New constitutional stand-off as SNP pushes ahead with Brexit bill

Scotland's Brexit minister Mike Russell addressed MSPs
Scotland's Brexit minister Mike Russell addressed MSPs
Have your say

The constitutional stand-off between Holyrood and Westminster over Brexit escalated last night after the Scottish Government forged ahead with its own EU Withdrawal Bill - despite being told it is beyond the Scottish Parliament’s powers.

Read more: Nicola Sturgeon says Brexit offer ‘undermines devolution’

In an unprecedented move, Scotland’s Brexit minister Mike Russell insisted that the Scottish Government would forge ahead with its own legal framework after Holyrood’s Presiding Officer Ken Macintosh judged it was outwith Holyrood’s competence.

And it could result in a court battle between the Scottish and UK Government over a Brexit “powers grab” after Mr Russell hinted that SNP ministers are ready to fight any legal challenge from Westminster.

Nicola Sturgeon warned yesterday it is now “very likely” that the Holyrood would reject Westminster’s EU Withdrawal Bill when it comes before MSPs as a legislative consent motion (LCM).

The Scottish Government is now to accelerate its Withdrawal from the European Union (legal Continuity) Bill on an emergency basis which would see it formally passed by MSPs at the end of next month.

Mr Russell said the Scottish Government is endeavouring to protect the devolution settlement.

He said: “This is the first time since the reconvening of the Scottish Parliament in 1999 that the government has introduced a bill and the Presiding Officer has not been satisfied as to the legislative competence.

“We recognise that, we are mindful of what a serious moment it is.”

It emerged last night that Scotland’s top law officer, Lord Advocate Lord Wolffe, had judged that the proposed Scottish Government legislation was within Holyrood’s powers, in clash with Holyrood lawyers.

Mr Russell told MSPs that Scottish ministers “respectfully disagree” with Holyrood bosses and would be forging ahead.

“Scottish ministers are satisfied that it is within the powers of the Parliament to prepare for the devolved legislative consequences of the decision by the UK to leave the EU.

“We do not agree with the Presiding Officers view that it is incompatible with EU law to legislate in anticipation of what is to happen when EU law no longer applies.”

He added: “I can confirm that the Lord Advocate is satisfied that the Bill is within the legislative competence of the Parliament.”

The Scottish Parliament’s judgement that the Bill is not competent last night stood in contrast to the Welsh Assembly where lawyers there ruled that its own Brexit Bill was legally competent.

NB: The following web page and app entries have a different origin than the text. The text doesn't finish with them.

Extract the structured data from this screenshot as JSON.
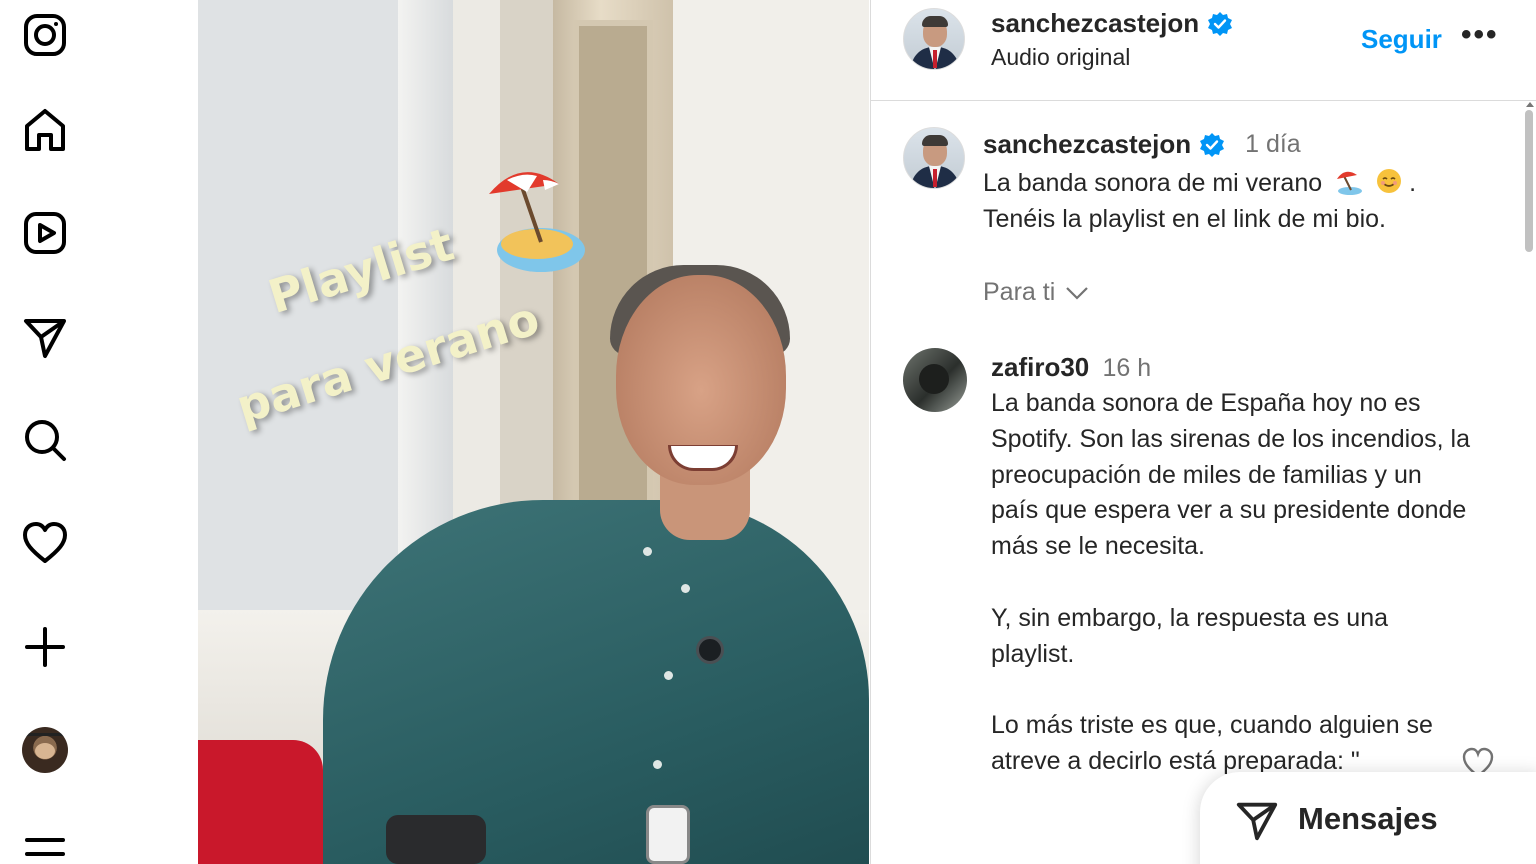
{
  "nav": {
    "items": [
      {
        "name": "instagram-logo-icon"
      },
      {
        "name": "home-icon"
      },
      {
        "name": "reels-icon"
      },
      {
        "name": "direct-send-icon"
      },
      {
        "name": "search-icon"
      },
      {
        "name": "heart-icon"
      },
      {
        "name": "plus-icon"
      },
      {
        "name": "profile-avatar"
      },
      {
        "name": "menu-icon"
      }
    ]
  },
  "video": {
    "overlay_line1": "Playlist",
    "overlay_line2": "para verano"
  },
  "header": {
    "username": "sanchezcastejon",
    "subtitle": "Audio original",
    "follow_label": "Seguir",
    "more_label": "•••"
  },
  "caption": {
    "username": "sanchezcastejon",
    "time": "1 día",
    "line1": "La banda sonora de mi verano",
    "line1_end": ".",
    "line2": "Tenéis la playlist en el link de mi bio."
  },
  "filter": {
    "label": "Para ti"
  },
  "comment": {
    "username": "zafiro30",
    "time": "16 h",
    "paragraph1": "La banda sonora de España hoy no es Spotify. Son las sirenas de los incendios, la preocupación de miles de familias y un país que espera ver a su presidente donde más se le necesita.",
    "paragraph2": "Y, sin embargo, la respuesta es una playlist.",
    "paragraph3": "Lo más triste es que, cuando alguien se atreve a decirlo está preparada: \""
  },
  "messages": {
    "label": "Mensajes"
  },
  "colors": {
    "accent": "#0095f6",
    "verified": "#0095f6",
    "text_primary": "#262626",
    "text_secondary": "#737373",
    "divider": "#dbdbdb"
  }
}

The SNP are fearful that the current UK Government’s current plan to withdraw from the EU represent a “power grab” on the devolution settlement. It is claimed that more than 20 key powers being repatriated from Brussels, which belong at Holyrood, are to be held at Westminster. This includes responsibility over key areas like farming and fishing.

Last night ditch talks between Nicola Sturgeon are now being earmarked to resolve the impasse at a plenary meeting of the Joint Ministerial Council next month.

The legislation is likely to win Parliamentary approval at Holyrood with the Greens already backing the move, while Labour and the Liberal Democrats could also be supportive.

But it could end up in court. Three of the UK’s most senior law officers still have 28 days to refer it to the Supreme Court after MSPs pass the legislation at Holyrood. Lord Wolffe, is unlikely to do so having judged it competent, but the current Advocate General Lord Keene, an ex-Scottish Tory party chairman, as well as the Attorney General Jeremy Wright, a sitting Tory MP, could take a different view. If the Supreme Court finds against the legislation, it would fall.

Mr Macintosh referred to last year’s case brought by Gina Miller at the Supreme Court to enforce a Commons vote on Brexit, which found that the Scottish Parliament could not block Brexit.

Mr Macintosh said: “In my view the Scotland Act provides that the legislative competence of the Parliament is to be assessed at the point at which legislation is passed. The Parliament and the Scottish Ministers will remain bound to act compatibly with EU law until such point as the Treaties cease to apply.

“In my view this prevents the Parliament from exercising legislative power now, even though it assumes it will be legally able to act in the future.”

Scottish Secretary David Mundell said he is still confident that Scottish and UK ministers can strike a deal to resolve the row over powers being returned after Brexit.

He said: “The Scottish Government has said that its preferred option is to work with the UK Government to agree an amendment to the EU (Withdrawal) Bill, and I welcome Mr Russell’s restatement of that today. We will continue to discuss this with them, and are focused on achieving agreement. We have been clear that we will protect and enhance the devolution settlement as we leave the EU, and that there will be a significant increase in Holyrood’s decision-making powers. But it is crucial we protect the UK’s valuable common market, and to do so we will need common approaches across the UK in some areas. We have made a considerable offer to the devolved administrations on amending the EU (Withdrawal) Bill, and look forward to further constructive talks.”

Read more: UK ready for ‘no deal’ over Scotland’s post-Brexit powers